§ **PROMPT**
Pictures appear in the records below; write out everything else exactly.

§ **DATA FOR REVIEW**
*** Block opens ***
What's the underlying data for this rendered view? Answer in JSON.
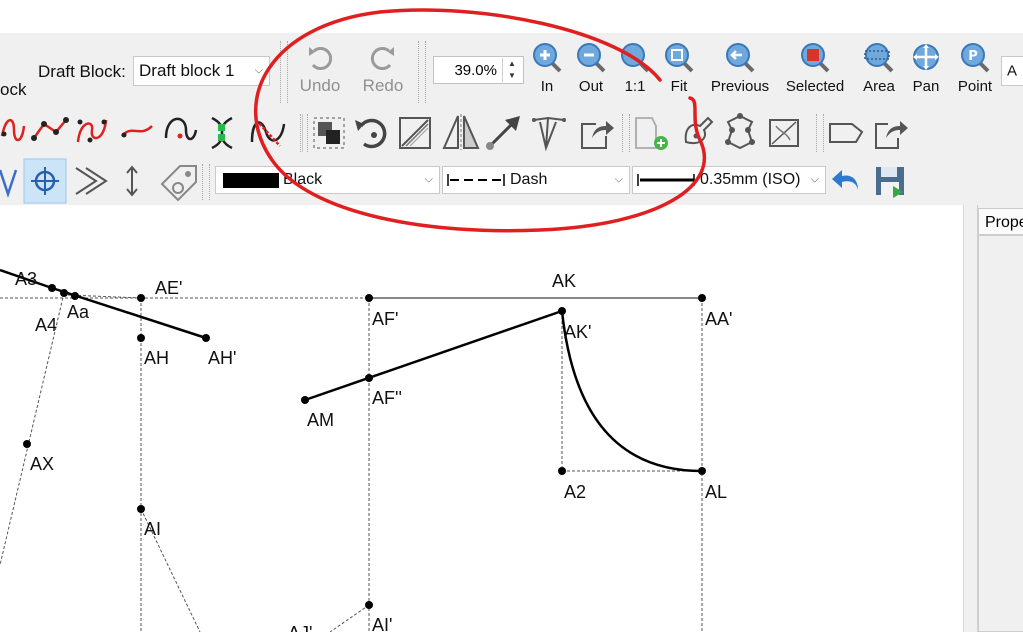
{
  "toolbar": {
    "draft_block_label": "Draft Block:",
    "draft_block_value": "Draft block 1",
    "left_clipped_label": "ock",
    "undo_label": "Undo",
    "redo_label": "Redo",
    "zoom_value": "39.0%",
    "zoom_in_label": "In",
    "zoom_out_label": "Out",
    "zoom_1_1_label": "1:1",
    "zoom_fit_label": "Fit",
    "zoom_previous_label": "Previous",
    "zoom_selected_label": "Selected",
    "zoom_area_label": "Area",
    "pan_label": "Pan",
    "point_label": "Point",
    "right_clipped_text": "A"
  },
  "line_props": {
    "color_name": "Black",
    "line_type": "Dash",
    "line_weight": "0.35mm (ISO)"
  },
  "properties_panel": {
    "title_clipped": "Prope"
  },
  "annotation": {
    "color": "#e02020"
  },
  "drawing": {
    "labels": {
      "A3": "A3",
      "A4": "A4",
      "Aa": "Aa",
      "AE_prime": "AE'",
      "AH": "AH",
      "AH_prime": "AH'",
      "AX": "AX",
      "AI": "AI",
      "AJ_prime": "AJ'",
      "AF_prime": "AF'",
      "AF_dprime": "AF''",
      "AM": "AM",
      "AI_prime": "AI'",
      "AK": "AK",
      "AK_prime": "AK'",
      "AA_prime": "AA'",
      "A2": "A2",
      "AL": "AL"
    }
  }
}
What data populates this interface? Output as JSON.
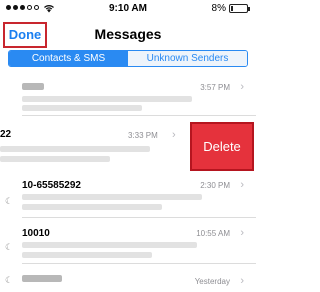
{
  "status": {
    "time": "9:10 AM",
    "battery": "8%"
  },
  "nav": {
    "done_label": "Done",
    "title": "Messages"
  },
  "segments": [
    "Contacts & SMS",
    "Unknown Senders"
  ],
  "rows": [
    {
      "name": "",
      "time": "3:57 PM"
    },
    {
      "name": "22",
      "time": "3:33 PM"
    },
    {
      "name": "10-65585292",
      "time": "2:30 PM"
    },
    {
      "name": "10010",
      "time": "10:55 AM"
    },
    {
      "name": "",
      "time": "Yesterday"
    }
  ],
  "delete_label": "Delete",
  "colors": {
    "accent": "#2a8af2",
    "delete": "#e5323c",
    "highlight": "#c8262e"
  }
}
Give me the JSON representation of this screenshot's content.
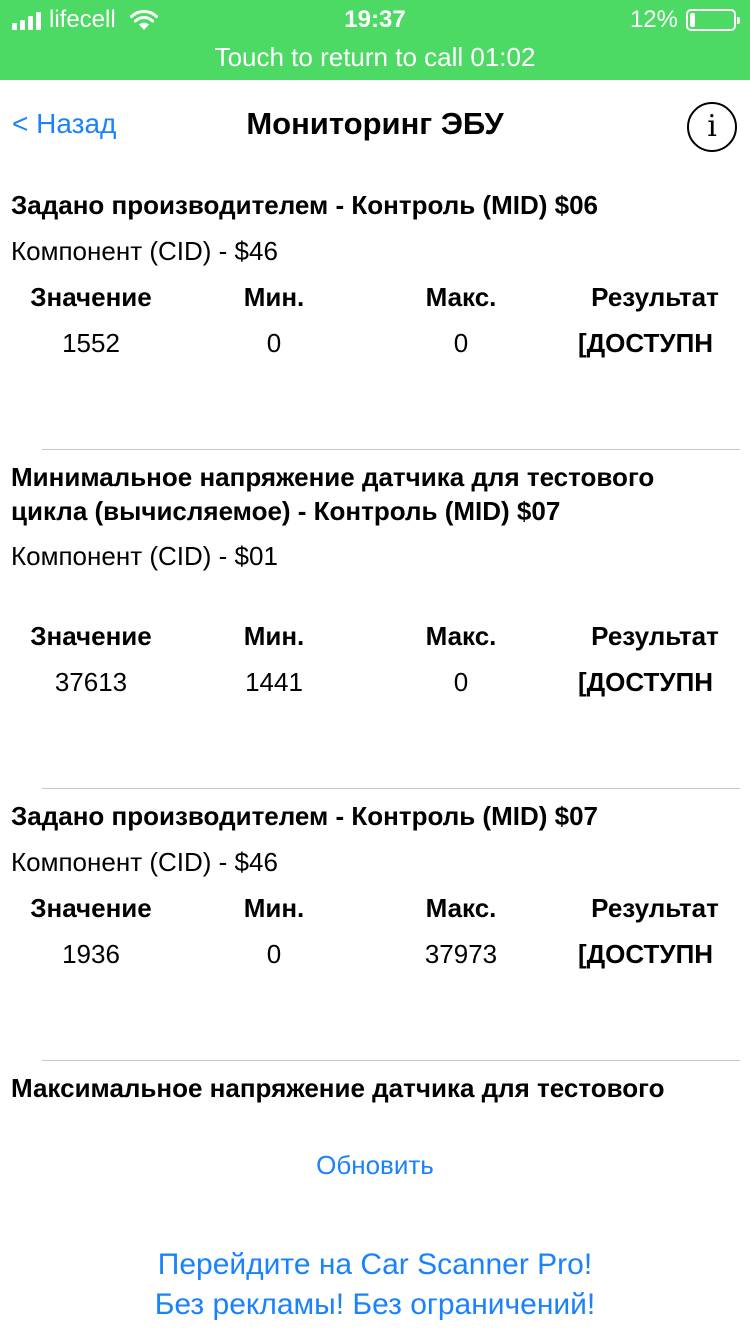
{
  "status_bar": {
    "carrier": "lifecell",
    "time": "19:37",
    "battery_percent": "12%",
    "battery_level": 0.12,
    "call_banner": "Touch to return to call 01:02"
  },
  "nav": {
    "back_label": "< Назад",
    "title": "Мониторинг ЭБУ",
    "info_label": "i"
  },
  "columns": {
    "value": "Значение",
    "min": "Мин.",
    "max": "Макс.",
    "result": "Результат"
  },
  "items": [
    {
      "title": "Задано производителем - Контроль (MID) $06",
      "cid": "Компонент (CID) - $46",
      "value": "1552",
      "min": "0",
      "max": "0",
      "result": "[ДОСТУПН"
    },
    {
      "title": "Минимальное напряжение датчика для тестового цикла (вычисляемое) - Контроль (MID) $07",
      "cid": "Компонент (CID) - $01",
      "value": "37613",
      "min": "1441",
      "max": "0",
      "result": "[ДОСТУПН"
    },
    {
      "title": "Задано производителем - Контроль (MID) $07",
      "cid": "Компонент (CID) - $46",
      "value": "1936",
      "min": "0",
      "max": "37973",
      "result": "[ДОСТУПН"
    },
    {
      "title": "Максимальное напряжение датчика для тестового"
    }
  ],
  "refresh_label": "Обновить",
  "promo": {
    "line1": "Перейдите на Car Scanner Pro!",
    "line2": "Без рекламы! Без ограничений!"
  },
  "colors": {
    "status_green": "#4cd964",
    "link_blue": "#1a82fb"
  }
}
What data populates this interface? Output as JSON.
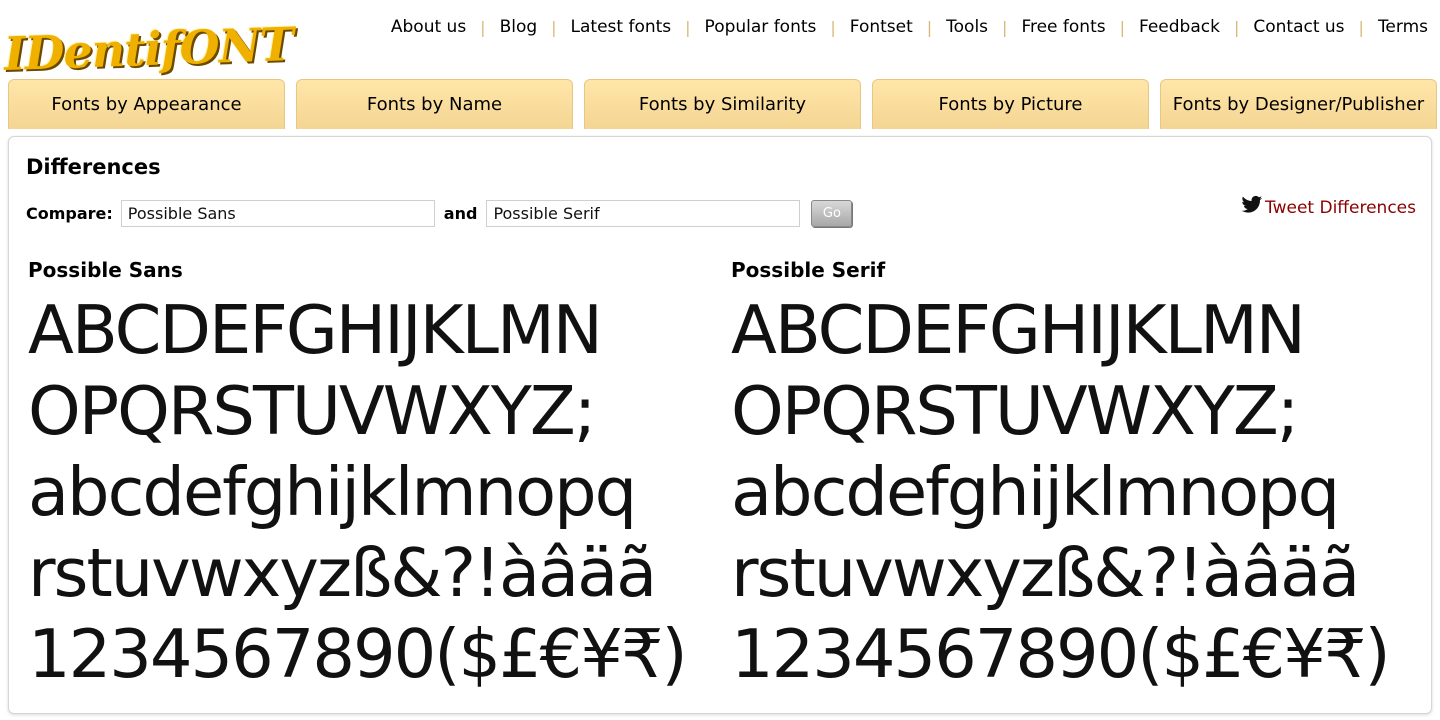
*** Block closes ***
§ **SOLUTION FOR THIS PROBLEM**
What's the underlying data for this rendered view? Answer in JSON.
{
  "toolbar": {
    "draft_block_label": "Draft Block:",
    "draft_block_value": "Draft block 1",
    "left_clipped_label": "ock",
    "undo_label": "Undo",
    "redo_label": "Redo",
    "zoom_value": "39.0%",
    "zoom_in_label": "In",
    "zoom_out_label": "Out",
    "zoom_1_1_label": "1:1",
    "zoom_fit_label": "Fit",
    "zoom_previous_label": "Previous",
    "zoom_selected_label": "Selected",
    "zoom_area_label": "Area",
    "pan_label": "Pan",
    "point_label": "Point",
    "right_clipped_text": "A"
  },
  "line_props": {
    "color_name": "Black",
    "line_type": "Dash",
    "line_weight": "0.35mm (ISO)"
  },
  "properties_panel": {
    "title_clipped": "Prope"
  },
  "annotation": {
    "color": "#e02020"
  },
  "drawing": {
    "labels": {
      "A3": "A3",
      "A4": "A4",
      "Aa": "Aa",
      "AE_prime": "AE'",
      "AH": "AH",
      "AH_prime": "AH'",
      "AX": "AX",
      "AI": "AI",
      "AJ_prime": "AJ'",
      "AF_prime": "AF'",
      "AF_dprime": "AF''",
      "AM": "AM",
      "AI_prime": "AI'",
      "AK": "AK",
      "AK_prime": "AK'",
      "AA_prime": "AA'",
      "A2": "A2",
      "AL": "AL"
    }
  }
}
What data populates this interface? Output as JSON.
{
  "status": {
    "time": "9:10 AM",
    "battery": "8%"
  },
  "nav": {
    "done_label": "Done",
    "title": "Messages"
  },
  "segments": [
    "Contacts & SMS",
    "Unknown Senders"
  ],
  "rows": [
    {
      "name": "",
      "time": "3:57 PM"
    },
    {
      "name": "22",
      "time": "3:33 PM"
    },
    {
      "name": "10-65585292",
      "time": "2:30 PM"
    },
    {
      "name": "10010",
      "time": "10:55 AM"
    },
    {
      "name": "",
      "time": "Yesterday"
    }
  ],
  "delete_label": "Delete",
  "colors": {
    "accent": "#2a8af2",
    "delete": "#e5323c",
    "highlight": "#c8262e"
  }
}
Give me the JSON representation of this screenshot's content.
{
  "status_bar": {
    "carrier": "lifecell",
    "time": "19:37",
    "battery_percent": "12%",
    "battery_level": 0.12,
    "call_banner": "Touch to return to call 01:02"
  },
  "nav": {
    "back_label": "< Назад",
    "title": "Мониторинг ЭБУ",
    "info_label": "i"
  },
  "columns": {
    "value": "Значение",
    "min": "Мин.",
    "max": "Макс.",
    "result": "Результат"
  },
  "items": [
    {
      "title": "Задано производителем - Контроль (MID) $06",
      "cid": "Компонент (CID) - $46",
      "value": "1552",
      "min": "0",
      "max": "0",
      "result": "[ДОСТУПН"
    },
    {
      "title": "Минимальное напряжение датчика для тестового цикла (вычисляемое) - Контроль (MID) $07",
      "cid": "Компонент (CID) - $01",
      "value": "37613",
      "min": "1441",
      "max": "0",
      "result": "[ДОСТУПН"
    },
    {
      "title": "Задано производителем - Контроль (MID) $07",
      "cid": "Компонент (CID) - $46",
      "value": "1936",
      "min": "0",
      "max": "37973",
      "result": "[ДОСТУПН"
    },
    {
      "title": "Максимальное напряжение датчика для тестового"
    }
  ],
  "refresh_label": "Обновить",
  "promo": {
    "line1": "Перейдите на Car Scanner Pro!",
    "line2": "Без рекламы! Без ограничений!"
  },
  "colors": {
    "status_green": "#4cd964",
    "link_blue": "#1a82fb"
  }
}
What data populates this interface? Output as JSON.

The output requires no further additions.